Viewers: in countries Watching now:
In Photoshop CS6 Essential Training, Julieanne Kost demonstrates how to produce high-quality images in a short amount of time, using a combination of Adobe Photoshop CS6, Bridge, and Camera Raw.
The course details the Photoshop features and creative options, and shows efficient ways to perform common editing tasks, including noise reduction, shadow and highlight detail recovery, retouching, and combining multiple images. Along the way, the course explores techniques for nondestructive editing and compositing using layers, blending modes, layer masks, and much more.
One of the great features in Bridge is that you're actually able to rate or label your images not only in the Content panel that we're looking at right now, but also in the Full Screen preview as well as Review mode. Let me show you what I mean. We'll select these first five images, and then I'll go into Full Screen Preview by tapping the spacebar or selecting it from the View menu. And while I am in here, if I want to give my image either a color label or a star rating, I can press one through five for my stars or six through nine from my color labels.
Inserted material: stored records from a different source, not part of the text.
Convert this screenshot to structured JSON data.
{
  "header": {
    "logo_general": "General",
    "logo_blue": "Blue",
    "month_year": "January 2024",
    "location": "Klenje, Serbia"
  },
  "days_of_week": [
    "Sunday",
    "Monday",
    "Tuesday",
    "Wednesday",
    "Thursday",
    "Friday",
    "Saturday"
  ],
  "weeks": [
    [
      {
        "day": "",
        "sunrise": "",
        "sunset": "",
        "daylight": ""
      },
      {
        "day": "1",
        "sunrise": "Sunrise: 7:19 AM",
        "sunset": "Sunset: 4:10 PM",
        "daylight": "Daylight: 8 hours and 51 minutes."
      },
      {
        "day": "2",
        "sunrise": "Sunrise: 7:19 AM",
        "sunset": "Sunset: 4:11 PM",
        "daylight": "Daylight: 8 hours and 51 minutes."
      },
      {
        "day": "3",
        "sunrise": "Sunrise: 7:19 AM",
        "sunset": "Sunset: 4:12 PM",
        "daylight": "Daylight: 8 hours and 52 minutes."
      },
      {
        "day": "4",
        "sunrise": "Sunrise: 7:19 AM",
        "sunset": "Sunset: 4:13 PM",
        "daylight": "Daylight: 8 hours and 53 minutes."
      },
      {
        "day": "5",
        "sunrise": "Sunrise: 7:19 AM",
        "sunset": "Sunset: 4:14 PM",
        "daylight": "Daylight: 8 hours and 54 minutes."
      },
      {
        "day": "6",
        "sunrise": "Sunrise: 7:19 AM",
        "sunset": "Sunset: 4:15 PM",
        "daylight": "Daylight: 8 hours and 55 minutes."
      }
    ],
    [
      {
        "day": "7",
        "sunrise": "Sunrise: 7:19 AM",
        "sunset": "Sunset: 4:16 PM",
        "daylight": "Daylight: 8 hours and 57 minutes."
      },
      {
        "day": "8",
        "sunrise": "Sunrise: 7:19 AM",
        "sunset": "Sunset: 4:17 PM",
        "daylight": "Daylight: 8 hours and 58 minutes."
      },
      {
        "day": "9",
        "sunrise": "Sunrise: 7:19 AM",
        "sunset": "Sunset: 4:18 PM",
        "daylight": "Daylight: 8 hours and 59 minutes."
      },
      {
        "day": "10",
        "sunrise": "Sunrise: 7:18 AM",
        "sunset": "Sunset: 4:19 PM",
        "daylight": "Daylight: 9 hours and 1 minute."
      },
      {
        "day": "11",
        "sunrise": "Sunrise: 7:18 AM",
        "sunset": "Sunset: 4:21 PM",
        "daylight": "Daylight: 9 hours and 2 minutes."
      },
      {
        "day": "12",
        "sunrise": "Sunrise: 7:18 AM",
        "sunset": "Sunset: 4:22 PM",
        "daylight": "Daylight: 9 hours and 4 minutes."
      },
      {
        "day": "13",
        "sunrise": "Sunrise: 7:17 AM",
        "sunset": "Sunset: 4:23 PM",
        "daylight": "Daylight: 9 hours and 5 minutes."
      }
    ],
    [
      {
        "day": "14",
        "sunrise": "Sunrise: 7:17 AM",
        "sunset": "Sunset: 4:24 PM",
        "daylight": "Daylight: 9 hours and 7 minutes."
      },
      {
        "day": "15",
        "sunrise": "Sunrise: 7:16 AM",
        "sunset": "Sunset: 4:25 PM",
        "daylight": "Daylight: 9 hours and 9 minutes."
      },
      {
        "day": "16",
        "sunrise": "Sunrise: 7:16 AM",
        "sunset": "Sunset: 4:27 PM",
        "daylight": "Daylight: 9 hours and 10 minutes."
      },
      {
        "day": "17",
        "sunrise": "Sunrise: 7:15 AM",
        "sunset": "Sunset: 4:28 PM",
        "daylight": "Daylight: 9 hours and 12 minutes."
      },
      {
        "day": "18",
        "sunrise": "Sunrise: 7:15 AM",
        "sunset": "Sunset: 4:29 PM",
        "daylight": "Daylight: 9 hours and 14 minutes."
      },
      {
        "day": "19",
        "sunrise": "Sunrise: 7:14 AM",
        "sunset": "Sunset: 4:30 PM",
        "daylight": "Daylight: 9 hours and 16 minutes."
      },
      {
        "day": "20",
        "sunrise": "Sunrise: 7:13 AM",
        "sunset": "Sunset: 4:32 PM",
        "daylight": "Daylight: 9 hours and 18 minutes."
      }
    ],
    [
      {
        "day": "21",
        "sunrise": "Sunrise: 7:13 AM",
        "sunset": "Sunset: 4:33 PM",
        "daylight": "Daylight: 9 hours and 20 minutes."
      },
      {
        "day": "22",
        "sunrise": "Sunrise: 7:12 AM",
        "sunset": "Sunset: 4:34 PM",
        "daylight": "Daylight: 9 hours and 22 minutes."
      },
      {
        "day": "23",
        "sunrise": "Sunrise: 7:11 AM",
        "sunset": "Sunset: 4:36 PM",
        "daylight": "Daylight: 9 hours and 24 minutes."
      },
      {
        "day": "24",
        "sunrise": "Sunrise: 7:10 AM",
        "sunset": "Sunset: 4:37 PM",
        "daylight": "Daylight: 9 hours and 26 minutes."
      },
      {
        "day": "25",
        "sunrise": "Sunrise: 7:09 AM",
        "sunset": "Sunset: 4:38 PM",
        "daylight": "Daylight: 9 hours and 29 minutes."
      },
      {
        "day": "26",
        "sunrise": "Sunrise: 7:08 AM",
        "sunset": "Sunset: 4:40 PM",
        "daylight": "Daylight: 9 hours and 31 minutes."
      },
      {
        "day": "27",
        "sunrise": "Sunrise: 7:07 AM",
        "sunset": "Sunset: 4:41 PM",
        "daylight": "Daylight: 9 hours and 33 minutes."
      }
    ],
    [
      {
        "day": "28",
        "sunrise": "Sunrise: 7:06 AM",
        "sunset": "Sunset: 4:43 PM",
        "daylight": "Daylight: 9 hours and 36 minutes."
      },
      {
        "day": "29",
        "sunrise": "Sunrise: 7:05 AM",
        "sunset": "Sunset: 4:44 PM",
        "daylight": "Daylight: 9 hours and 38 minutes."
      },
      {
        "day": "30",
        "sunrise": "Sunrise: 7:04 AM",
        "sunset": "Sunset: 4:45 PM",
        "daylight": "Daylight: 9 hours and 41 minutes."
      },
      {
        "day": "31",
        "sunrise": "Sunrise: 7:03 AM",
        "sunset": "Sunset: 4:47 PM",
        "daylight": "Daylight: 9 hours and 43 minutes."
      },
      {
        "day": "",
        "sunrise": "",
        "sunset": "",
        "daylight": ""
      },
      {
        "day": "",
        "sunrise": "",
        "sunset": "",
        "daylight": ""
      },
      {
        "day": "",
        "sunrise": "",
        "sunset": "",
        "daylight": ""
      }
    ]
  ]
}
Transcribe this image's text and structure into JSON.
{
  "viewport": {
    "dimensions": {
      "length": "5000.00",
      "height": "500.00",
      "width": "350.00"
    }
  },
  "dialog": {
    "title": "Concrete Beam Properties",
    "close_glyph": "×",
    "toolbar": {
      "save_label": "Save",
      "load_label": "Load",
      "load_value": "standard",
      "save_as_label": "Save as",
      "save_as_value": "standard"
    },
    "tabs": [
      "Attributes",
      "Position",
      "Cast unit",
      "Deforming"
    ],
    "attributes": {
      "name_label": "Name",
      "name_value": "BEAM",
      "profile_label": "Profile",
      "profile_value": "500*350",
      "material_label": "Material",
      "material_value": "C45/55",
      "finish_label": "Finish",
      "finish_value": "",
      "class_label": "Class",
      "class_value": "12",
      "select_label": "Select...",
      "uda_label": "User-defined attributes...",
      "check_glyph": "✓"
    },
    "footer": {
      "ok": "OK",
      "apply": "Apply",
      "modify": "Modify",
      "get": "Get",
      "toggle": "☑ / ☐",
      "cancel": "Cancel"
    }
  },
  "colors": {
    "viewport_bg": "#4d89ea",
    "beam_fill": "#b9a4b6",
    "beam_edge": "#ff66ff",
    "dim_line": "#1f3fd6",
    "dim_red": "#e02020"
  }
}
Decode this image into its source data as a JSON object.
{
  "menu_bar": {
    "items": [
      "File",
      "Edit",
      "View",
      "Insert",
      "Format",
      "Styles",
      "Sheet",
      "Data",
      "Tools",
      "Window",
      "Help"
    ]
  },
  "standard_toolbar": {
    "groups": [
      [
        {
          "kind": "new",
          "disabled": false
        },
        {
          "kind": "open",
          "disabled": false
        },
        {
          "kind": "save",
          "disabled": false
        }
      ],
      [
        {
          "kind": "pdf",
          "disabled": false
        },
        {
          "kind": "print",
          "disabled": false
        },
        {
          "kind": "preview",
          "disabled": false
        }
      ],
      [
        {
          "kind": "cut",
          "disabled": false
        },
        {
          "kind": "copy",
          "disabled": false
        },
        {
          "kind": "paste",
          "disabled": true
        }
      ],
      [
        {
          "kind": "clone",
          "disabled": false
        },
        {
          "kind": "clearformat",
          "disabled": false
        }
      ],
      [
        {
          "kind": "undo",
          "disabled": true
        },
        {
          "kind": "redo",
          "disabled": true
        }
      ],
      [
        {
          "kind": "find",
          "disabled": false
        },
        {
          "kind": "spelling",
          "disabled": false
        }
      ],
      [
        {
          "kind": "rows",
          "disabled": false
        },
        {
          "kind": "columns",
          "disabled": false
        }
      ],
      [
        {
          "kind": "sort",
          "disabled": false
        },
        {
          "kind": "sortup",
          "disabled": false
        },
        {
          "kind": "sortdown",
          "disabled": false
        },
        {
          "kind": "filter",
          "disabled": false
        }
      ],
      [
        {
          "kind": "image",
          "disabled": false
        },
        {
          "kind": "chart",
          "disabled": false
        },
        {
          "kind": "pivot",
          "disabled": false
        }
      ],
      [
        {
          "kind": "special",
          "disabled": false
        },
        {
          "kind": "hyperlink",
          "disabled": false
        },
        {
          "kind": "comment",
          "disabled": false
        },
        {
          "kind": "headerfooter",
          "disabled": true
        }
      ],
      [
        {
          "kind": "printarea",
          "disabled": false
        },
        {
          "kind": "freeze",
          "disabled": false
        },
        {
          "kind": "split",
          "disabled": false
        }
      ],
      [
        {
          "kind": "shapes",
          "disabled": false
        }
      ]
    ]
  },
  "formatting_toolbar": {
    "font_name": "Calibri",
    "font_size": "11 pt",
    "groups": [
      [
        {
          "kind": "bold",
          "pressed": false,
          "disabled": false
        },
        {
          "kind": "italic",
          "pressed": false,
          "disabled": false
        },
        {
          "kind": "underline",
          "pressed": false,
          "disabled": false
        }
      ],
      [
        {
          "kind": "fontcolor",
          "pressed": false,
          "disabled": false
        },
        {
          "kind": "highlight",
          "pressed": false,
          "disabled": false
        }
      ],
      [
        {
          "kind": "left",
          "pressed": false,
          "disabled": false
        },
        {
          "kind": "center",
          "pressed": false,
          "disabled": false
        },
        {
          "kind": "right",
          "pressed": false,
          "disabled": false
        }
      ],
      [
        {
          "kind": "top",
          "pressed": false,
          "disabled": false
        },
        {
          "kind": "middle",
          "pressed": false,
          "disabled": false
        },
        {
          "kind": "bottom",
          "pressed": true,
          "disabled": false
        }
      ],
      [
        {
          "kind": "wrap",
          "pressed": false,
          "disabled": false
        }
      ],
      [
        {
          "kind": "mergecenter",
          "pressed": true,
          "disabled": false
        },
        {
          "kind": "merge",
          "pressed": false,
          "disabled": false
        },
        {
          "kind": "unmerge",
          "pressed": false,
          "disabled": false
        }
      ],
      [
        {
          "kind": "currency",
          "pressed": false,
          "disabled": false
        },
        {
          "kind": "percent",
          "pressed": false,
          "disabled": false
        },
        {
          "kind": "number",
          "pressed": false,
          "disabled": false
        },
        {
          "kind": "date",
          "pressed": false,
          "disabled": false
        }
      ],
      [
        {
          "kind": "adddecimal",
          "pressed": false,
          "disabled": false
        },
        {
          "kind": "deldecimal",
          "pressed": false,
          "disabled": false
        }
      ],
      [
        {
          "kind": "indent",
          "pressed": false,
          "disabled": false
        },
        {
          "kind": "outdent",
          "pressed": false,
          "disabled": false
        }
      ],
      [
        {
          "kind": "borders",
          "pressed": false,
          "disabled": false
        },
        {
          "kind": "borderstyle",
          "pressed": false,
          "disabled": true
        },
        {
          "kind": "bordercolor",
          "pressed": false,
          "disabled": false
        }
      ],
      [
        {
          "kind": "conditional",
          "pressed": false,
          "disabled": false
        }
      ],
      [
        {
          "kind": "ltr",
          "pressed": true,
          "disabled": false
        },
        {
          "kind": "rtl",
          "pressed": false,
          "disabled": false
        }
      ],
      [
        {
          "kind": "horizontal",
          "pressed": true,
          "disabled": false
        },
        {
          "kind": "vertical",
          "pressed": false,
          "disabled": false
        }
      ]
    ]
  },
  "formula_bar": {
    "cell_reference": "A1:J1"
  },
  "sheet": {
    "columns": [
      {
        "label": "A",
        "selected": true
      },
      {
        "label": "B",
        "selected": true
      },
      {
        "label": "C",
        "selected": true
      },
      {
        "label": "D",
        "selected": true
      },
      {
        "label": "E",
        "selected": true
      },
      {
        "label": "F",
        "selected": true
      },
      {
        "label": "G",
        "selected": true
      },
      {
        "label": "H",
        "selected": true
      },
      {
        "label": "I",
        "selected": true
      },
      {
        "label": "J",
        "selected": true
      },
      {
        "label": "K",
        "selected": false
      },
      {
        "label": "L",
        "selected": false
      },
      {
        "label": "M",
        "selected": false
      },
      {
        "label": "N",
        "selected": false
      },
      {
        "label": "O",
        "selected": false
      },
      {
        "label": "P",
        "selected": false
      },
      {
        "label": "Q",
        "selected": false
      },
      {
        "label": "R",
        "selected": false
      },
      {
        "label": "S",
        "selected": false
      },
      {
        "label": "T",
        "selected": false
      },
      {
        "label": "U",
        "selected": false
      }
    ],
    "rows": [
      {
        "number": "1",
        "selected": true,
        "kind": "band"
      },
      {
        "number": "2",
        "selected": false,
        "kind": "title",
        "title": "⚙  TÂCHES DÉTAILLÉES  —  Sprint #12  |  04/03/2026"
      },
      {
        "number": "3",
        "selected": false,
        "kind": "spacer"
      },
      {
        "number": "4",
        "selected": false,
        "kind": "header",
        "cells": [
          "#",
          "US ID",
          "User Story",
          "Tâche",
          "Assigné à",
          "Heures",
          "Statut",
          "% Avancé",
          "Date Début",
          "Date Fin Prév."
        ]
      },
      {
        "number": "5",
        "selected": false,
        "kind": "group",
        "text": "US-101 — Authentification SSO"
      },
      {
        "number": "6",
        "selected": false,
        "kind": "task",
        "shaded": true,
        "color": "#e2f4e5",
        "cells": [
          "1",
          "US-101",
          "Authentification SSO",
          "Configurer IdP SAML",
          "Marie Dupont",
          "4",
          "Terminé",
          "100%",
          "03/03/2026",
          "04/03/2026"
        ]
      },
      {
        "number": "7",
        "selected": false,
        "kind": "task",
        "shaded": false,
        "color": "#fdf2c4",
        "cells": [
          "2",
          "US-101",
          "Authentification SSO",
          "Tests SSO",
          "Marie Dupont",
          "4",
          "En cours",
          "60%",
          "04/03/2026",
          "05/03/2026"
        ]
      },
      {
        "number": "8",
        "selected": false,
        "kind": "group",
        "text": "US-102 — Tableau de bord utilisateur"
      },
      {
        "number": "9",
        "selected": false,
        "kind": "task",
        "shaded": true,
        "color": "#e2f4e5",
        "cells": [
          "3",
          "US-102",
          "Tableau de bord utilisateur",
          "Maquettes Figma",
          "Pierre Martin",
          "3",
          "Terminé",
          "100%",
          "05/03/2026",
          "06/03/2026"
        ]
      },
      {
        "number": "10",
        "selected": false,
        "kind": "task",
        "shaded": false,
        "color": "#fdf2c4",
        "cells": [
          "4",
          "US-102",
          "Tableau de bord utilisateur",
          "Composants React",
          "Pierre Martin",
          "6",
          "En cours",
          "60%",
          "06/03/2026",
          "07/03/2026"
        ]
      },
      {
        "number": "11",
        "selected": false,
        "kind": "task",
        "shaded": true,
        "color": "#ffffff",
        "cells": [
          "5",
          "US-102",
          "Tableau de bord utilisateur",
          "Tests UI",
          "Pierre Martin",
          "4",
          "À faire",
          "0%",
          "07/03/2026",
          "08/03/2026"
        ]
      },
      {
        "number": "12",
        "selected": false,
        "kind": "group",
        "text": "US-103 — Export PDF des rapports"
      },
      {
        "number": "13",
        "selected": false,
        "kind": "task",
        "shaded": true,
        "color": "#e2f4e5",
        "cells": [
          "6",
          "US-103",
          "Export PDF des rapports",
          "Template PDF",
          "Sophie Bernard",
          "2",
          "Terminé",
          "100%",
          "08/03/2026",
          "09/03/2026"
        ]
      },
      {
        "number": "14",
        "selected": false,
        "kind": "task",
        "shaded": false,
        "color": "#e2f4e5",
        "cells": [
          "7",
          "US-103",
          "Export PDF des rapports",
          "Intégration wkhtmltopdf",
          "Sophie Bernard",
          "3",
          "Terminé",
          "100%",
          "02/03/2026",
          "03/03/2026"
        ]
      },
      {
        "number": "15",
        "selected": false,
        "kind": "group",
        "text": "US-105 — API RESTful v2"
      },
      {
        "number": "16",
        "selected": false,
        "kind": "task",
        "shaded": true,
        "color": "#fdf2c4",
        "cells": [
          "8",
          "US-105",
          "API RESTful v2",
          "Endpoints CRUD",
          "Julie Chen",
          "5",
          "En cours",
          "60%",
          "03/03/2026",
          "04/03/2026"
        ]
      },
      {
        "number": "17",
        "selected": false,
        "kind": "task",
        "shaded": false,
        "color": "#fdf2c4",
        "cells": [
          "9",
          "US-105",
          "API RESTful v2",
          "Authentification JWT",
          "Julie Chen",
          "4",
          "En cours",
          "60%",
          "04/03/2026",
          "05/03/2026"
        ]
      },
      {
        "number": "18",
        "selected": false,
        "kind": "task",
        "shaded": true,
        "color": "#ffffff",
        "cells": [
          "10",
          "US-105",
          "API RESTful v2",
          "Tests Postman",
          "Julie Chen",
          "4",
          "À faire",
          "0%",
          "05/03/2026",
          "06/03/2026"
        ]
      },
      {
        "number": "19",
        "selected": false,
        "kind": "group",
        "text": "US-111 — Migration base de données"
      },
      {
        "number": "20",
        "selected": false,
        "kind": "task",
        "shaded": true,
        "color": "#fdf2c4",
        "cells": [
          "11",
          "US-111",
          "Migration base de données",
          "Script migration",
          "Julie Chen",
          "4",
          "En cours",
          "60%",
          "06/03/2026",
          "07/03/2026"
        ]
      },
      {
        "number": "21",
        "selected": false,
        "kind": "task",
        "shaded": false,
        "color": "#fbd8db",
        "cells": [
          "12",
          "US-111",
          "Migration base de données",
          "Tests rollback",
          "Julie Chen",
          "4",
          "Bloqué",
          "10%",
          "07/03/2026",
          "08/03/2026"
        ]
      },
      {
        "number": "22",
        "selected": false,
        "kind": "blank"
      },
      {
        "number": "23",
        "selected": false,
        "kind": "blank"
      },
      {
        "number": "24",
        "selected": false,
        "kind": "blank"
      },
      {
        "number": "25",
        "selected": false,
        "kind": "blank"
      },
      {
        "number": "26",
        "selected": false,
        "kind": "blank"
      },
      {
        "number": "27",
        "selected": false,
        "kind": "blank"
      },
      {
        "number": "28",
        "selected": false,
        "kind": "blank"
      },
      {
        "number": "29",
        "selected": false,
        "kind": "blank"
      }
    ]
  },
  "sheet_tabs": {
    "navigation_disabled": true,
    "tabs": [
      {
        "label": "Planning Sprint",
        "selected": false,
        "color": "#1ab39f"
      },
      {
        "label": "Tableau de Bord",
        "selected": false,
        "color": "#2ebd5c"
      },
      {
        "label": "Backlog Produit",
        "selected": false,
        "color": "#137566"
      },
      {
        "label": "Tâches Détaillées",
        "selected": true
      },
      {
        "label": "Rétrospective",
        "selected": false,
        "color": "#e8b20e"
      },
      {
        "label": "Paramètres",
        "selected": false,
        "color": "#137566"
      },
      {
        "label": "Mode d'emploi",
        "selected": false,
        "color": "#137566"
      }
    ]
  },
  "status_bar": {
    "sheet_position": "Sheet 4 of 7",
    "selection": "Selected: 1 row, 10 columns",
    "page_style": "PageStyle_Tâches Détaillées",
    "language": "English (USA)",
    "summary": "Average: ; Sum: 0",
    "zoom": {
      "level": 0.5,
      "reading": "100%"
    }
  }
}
So let's go ahead and label this with a six, which is going to give me a red color label. And then I'll move to the next image. I think I want to give this a six as well, too, or a red label, and move through and see if there's any other images that I really like. Okay, no. So we've got those two and when I hit the Escape key you'll notice that the first two images have that red label. Now let's go to another series of images, maybe the next sequence of five, and this time I'll go into the Review mode.
Again, if I move from one image to the next and I want to add a star or a label, it's one through five for stars, six through nine for a label. So again, I can tap the six key, move to the next image and apply the label to all of the images that I want. When I'm finished, tap Escape and we can see that those labels have been applied. But here is the odd thing. While I'm in the Content panel, if I decide that I want to give this image a red label and I tap the 6 key, it jumps to another image.
Well, that's because by default I tap the 6 key, Bridge is trying to find an image that has a 6 in it, so that's why it jumped up to this image. You can see that while we're in just the Content panel, if we go under the Label menu, all of the stars as well as the labels have a keyboard modifier key--in this case it's the Command key on Mac or the Control key on Windows that I would need to use to apply either that rating or that label.
So now, if I select the image and I use Command+6, I'll get that red label. But I would actually prefer that they are all consistent. I very rarely want to type in a 6 or 7 to find a file that has a 6 or 7 in the file name. So I'm going to use the preferences by going to Adobe Bridge, and then Preferences on the Mac--you would go under the Edit menu and choose your preferences on Windows--and then we'll move to the Labels area, and I'm going to uncheck the option that requires the Command key to apply the labels and ratings.
So now you can see that I can just tap 6, 7, 8 or 9 to get my color labels and I can also just click 1 through 5 to get my star ratings. Then we'll click OK and if I select another image, instead of using that keyboard modifier, I can just tap the 6 key to get my red label or we could move to another image and if I wanted to give it a two star, all I need to do is tap the 2 key, as opposed to using that Command key or Ctrl key on Mac or Windows in order to apply two stars.
So now that should make it much more consistent and just easier to remember to just tap the number that you want for the number of stars or tap 6 through 9 for the labels, and you don't need a modifier key, regardless of whether or not you're in the Content or in Review mode or in Full Screen.
There are currently no FAQs about Photoshop CS6 Essential Training.
Access exercise files from a button right under the course name.
Search within course videos and transcripts, and jump right to the results.
Remove icons showing you already watched videos if you want to start over.
Make the video wide, narrow, full-screen, or pop the player out of the page into its own window.
Click on text in the transcript to jump to that spot in the video. As the video plays, the relevant spot in the transcript will be highlighted.